The news cycle is full of stories about data breaches and cybersecurity threats, including massive attacks on well known enterprises such as Marriott, Equifax and Yahoo. In most cases, it is personal information that is leaked, but those problems compound for both users and companies when payment information is exposed.
If your contact center handles any kind of financial transactions, whether via phone, email, chat, or SMS, having a PCI Compliance plan is essential. PCI Compliance can sound daunting to a smaller contact center, or one that is new to taking payments. But you’re not alone – Although Verizon’s latest PCI DSS compliance report said that PCI compliance has increased 167% since 2012, it also found that 80% of all organizations are still not compliant with the data security standard.
Achieving PCI compliance starts with understanding the PCI DSS and the responsibility taken on by companies that handle transactions via one or more of their channels. Here we take a look at the burning questions surrounding PCI compliance in the contact center:
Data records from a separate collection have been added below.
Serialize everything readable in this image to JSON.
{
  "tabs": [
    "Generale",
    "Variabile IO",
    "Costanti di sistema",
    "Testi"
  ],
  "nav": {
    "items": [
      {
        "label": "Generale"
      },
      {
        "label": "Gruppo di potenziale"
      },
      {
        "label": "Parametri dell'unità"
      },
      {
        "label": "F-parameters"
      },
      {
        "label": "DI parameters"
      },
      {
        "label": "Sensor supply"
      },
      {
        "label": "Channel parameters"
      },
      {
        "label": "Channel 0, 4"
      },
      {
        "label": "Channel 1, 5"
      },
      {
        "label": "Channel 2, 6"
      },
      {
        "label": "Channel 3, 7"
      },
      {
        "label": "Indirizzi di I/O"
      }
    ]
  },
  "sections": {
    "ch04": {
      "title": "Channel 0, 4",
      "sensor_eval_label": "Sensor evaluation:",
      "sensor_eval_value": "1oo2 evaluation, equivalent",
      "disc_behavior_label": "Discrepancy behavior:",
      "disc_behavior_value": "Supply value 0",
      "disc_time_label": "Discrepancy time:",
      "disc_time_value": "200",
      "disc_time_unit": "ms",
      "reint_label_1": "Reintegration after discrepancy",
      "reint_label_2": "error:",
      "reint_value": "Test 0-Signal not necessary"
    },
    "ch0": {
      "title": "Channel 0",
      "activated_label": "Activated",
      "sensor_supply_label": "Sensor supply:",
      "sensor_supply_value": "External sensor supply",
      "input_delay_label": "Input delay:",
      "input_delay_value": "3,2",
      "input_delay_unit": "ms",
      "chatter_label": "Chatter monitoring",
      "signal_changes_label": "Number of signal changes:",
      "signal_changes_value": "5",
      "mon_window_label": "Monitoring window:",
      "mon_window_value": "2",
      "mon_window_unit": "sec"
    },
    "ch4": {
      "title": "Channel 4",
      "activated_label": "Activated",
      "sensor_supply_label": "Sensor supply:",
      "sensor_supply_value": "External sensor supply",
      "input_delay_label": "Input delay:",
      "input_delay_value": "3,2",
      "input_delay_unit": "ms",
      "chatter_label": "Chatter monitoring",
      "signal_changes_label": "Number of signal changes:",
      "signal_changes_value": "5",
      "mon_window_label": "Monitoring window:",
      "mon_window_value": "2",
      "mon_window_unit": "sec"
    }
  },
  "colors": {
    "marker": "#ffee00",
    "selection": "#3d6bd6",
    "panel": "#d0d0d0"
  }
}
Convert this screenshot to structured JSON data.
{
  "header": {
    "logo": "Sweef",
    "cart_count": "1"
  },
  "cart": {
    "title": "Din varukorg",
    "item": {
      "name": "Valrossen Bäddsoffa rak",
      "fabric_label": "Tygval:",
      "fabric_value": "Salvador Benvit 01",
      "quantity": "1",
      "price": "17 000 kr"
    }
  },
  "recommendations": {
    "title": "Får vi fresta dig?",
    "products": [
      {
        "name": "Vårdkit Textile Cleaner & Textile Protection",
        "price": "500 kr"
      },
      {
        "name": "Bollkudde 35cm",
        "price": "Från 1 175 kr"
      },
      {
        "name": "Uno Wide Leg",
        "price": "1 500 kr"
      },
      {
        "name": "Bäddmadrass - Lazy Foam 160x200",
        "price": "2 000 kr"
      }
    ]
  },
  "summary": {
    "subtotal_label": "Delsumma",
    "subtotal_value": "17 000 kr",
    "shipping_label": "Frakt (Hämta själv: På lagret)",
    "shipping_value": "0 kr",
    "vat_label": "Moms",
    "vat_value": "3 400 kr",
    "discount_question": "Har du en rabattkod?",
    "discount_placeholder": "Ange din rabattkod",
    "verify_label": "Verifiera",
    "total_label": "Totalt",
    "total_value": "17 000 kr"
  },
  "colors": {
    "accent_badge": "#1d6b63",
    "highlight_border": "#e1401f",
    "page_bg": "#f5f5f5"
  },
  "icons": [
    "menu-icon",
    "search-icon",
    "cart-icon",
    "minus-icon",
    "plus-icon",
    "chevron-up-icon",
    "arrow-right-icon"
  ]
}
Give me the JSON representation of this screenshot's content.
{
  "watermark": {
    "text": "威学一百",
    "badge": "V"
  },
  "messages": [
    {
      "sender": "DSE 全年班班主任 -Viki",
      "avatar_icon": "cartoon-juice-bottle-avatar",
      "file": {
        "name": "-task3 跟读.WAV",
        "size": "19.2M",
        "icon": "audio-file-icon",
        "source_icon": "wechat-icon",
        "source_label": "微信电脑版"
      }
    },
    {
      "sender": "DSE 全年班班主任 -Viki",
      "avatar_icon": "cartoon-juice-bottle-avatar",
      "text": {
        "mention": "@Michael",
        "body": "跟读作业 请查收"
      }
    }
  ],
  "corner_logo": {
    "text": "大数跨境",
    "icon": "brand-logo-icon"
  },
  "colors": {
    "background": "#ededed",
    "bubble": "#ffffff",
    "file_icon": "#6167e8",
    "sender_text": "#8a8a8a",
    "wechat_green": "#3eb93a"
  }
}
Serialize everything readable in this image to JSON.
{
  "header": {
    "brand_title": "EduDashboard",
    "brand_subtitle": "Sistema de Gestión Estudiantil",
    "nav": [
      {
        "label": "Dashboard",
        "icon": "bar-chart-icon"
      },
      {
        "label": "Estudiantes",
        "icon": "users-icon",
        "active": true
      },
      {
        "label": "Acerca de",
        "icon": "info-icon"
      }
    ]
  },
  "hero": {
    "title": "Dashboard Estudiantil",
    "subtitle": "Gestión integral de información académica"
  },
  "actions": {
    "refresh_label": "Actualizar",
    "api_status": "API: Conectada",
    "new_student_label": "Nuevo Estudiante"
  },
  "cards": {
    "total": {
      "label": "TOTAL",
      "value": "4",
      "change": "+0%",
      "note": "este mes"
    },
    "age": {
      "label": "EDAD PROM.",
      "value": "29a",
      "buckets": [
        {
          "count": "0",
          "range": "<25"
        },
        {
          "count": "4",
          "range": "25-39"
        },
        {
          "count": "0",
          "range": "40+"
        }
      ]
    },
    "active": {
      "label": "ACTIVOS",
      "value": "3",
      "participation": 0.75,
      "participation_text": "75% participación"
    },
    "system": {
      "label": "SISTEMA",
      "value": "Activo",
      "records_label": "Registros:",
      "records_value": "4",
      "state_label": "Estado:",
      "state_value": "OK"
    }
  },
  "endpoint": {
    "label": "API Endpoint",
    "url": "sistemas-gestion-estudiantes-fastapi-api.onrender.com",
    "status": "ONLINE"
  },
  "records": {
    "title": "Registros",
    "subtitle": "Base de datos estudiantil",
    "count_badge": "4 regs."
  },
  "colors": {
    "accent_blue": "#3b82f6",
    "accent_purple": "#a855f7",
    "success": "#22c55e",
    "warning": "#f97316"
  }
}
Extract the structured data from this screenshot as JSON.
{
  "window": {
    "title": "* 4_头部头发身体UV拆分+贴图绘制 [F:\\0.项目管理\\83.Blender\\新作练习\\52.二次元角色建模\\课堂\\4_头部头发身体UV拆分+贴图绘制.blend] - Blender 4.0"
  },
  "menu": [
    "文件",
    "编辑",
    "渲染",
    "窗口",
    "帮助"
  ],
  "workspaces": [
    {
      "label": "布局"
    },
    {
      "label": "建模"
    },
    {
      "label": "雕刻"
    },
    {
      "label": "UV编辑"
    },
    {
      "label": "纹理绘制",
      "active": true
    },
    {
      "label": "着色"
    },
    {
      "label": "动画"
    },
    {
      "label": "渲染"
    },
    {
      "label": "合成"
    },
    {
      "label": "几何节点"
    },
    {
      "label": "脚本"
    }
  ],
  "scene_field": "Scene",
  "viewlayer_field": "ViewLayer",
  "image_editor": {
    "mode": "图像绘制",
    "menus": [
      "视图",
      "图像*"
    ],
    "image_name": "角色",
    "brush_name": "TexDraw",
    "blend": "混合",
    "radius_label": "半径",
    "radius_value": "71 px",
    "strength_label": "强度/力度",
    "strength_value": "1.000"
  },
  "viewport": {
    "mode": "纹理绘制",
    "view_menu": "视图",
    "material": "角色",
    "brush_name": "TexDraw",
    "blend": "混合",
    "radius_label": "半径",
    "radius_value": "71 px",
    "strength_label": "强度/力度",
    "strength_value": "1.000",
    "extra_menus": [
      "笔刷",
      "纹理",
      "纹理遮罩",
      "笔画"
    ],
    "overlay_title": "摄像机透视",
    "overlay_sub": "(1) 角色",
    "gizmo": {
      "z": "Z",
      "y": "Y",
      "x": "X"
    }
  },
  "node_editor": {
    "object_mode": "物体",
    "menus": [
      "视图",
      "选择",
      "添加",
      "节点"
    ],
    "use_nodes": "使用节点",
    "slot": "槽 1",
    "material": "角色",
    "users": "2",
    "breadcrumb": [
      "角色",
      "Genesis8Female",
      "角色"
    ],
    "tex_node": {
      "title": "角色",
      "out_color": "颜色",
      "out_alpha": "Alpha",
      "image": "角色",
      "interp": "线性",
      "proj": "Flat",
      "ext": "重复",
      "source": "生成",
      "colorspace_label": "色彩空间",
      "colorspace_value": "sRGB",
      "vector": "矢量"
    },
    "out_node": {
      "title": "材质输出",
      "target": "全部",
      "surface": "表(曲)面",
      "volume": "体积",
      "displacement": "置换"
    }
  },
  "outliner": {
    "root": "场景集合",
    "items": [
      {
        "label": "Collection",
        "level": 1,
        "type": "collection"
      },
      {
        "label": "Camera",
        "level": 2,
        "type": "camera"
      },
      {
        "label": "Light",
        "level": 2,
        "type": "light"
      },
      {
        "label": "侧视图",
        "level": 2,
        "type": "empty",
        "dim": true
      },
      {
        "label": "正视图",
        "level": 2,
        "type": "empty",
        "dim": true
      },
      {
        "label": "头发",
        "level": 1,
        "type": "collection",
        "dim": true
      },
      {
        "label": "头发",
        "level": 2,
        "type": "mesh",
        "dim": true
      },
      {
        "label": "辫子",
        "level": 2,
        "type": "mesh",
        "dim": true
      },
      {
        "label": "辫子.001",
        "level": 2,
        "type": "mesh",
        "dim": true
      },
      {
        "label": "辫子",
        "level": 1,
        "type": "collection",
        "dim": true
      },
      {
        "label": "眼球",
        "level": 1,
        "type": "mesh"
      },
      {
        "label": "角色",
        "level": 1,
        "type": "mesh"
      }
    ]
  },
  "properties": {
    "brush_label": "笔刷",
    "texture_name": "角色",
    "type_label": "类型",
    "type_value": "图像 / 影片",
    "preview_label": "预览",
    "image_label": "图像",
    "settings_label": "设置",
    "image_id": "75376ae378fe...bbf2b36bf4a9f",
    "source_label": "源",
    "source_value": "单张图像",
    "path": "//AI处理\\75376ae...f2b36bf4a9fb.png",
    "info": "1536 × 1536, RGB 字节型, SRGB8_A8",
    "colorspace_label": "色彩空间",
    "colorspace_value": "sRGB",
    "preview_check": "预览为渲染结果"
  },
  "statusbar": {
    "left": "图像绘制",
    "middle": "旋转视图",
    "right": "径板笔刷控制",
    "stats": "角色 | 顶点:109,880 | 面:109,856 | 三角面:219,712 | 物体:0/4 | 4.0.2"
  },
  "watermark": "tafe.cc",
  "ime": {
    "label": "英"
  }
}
- What is PCI DSS?
The Payment Card Industry Data Security Standard is a set of accepted policies and procedures designed to protect cardholders and the financial transactions that they execute as well as their personal information. In 2004, four major financial institutions – Visa, Mastercard, Discover, and American Express – came together to develop the set of standards. The standard is built on six major objectives:
- Transactions must occur on a secure network with robust firewalls
- Cardholder information must be stored in a secure location
- Systems that process payments must use up-to-date anti-malware and anti-virus software
- Access to system information must be restricted and controlled
- Networks must be constantly monitored
- A formal security policy must be in place, with regular audits and penalties for non-compliance
- What is the difference between PCI Level I and Level II
PCI Level I compliance means that the company processing the transactions has been verified by a third party, known as a Qualified Security Assessor (QSA). The company hires the QSA to perform regular audits in 12 different categories, with multiple sub-categories within them.
PCI Level II compliance means that those same audits are performed and requirements met, but the company does a self-assessment internally. This is done using a self-assessment questionnaire (SAQ) and is administered by an Internal Security Advisor (ISA).
It is often a misconception that Level II is better than Level I, or vice versa, but that isn’t true. The most important thing for contact centers is to ensure that the requirements are met and vetted by either a third party or internal expert.
- Is there a specific benefit to being both PCI Level I and Level II compliant?
There is no security benefit to achieving both levels of compliance. There is a perception some may have that working with a company that has been audited by a third party provides an unbiased opinion and therefore greater peace of mind.
- Does working with a PCI compliant vendor make you PCI compliant?
As a company that provides PCI-compliant contact center solutions to companies of all sizes, we get this question all the time. The answer is no. PCI compliance on the part of a vendor or subcontractor does not innately grant a company compliance as well. It is up to the company to perform their own audits or use a QSA to ensure compliance.
- In terms of the contact center, what does it mean to be PCI compliant?
For a contact center to be PCI compliant, it requires every element of the transaction to follow all the PCI rules. Consider a transaction where a customer is paying for something over the phone and using the contact center voice channel. The voice lines must be secure and untappable. Often, contact centers will use a tool that masks the credit card number as its being read, so it can be recorded but the agent doesn’t personally hear the number.
Then there is the issue of storage – that data must be secured by the vendor, and the recorded call must be equally secure in their cloud storage. There have even been cases where companies were deemed not PCI compliant because of the level of background noise in their contact centers, which allows callers to overhear agents engaged in other customer conversations.
It can all seem like a lot to manage, which is why most enterprises operating transactional contact centers rely on a cloud-based provider of contact center services that is PCI compliant as opposed to managing it themselves.
- What challenges do contact centers run into when trying to be PCI compliant?
For one, it is very had to pinpoint the scope of PCI Compliance within a contact center because there are many moving pieces. The Payment Card Industry standard was primarily created for any company that performed a financial transaction by swiping a credit card.
But within a contact center, those transactions can be made via different channels – voice call, chat, SMS, email, and more. Customer information, even if it not the actual credit card number being entered, still falls under PCI compliance. Unlike a physical retailer, who receives credit card information via a physical swipes, the compliance scope for the contact center must expand to cover the omnichannel approach.
Get help with contact center PCI compliance
If your contact center has a need for enhanced PCI compliance, NICE can help. Our Trust Office provides a team of PCI compliance experts that can provide the security your contact center needs to drive compliance and protect your customer’s information. Even if PCI compliance doesn’t fall under the scope of your contact center requirements right now, it is a best practice to work with a cloud-based software partner that provides a high level of security & compliance to allow your company to scale in the future.
For more information on how NICE security protocols drive compliance for contact centers, visit our Trust Office page.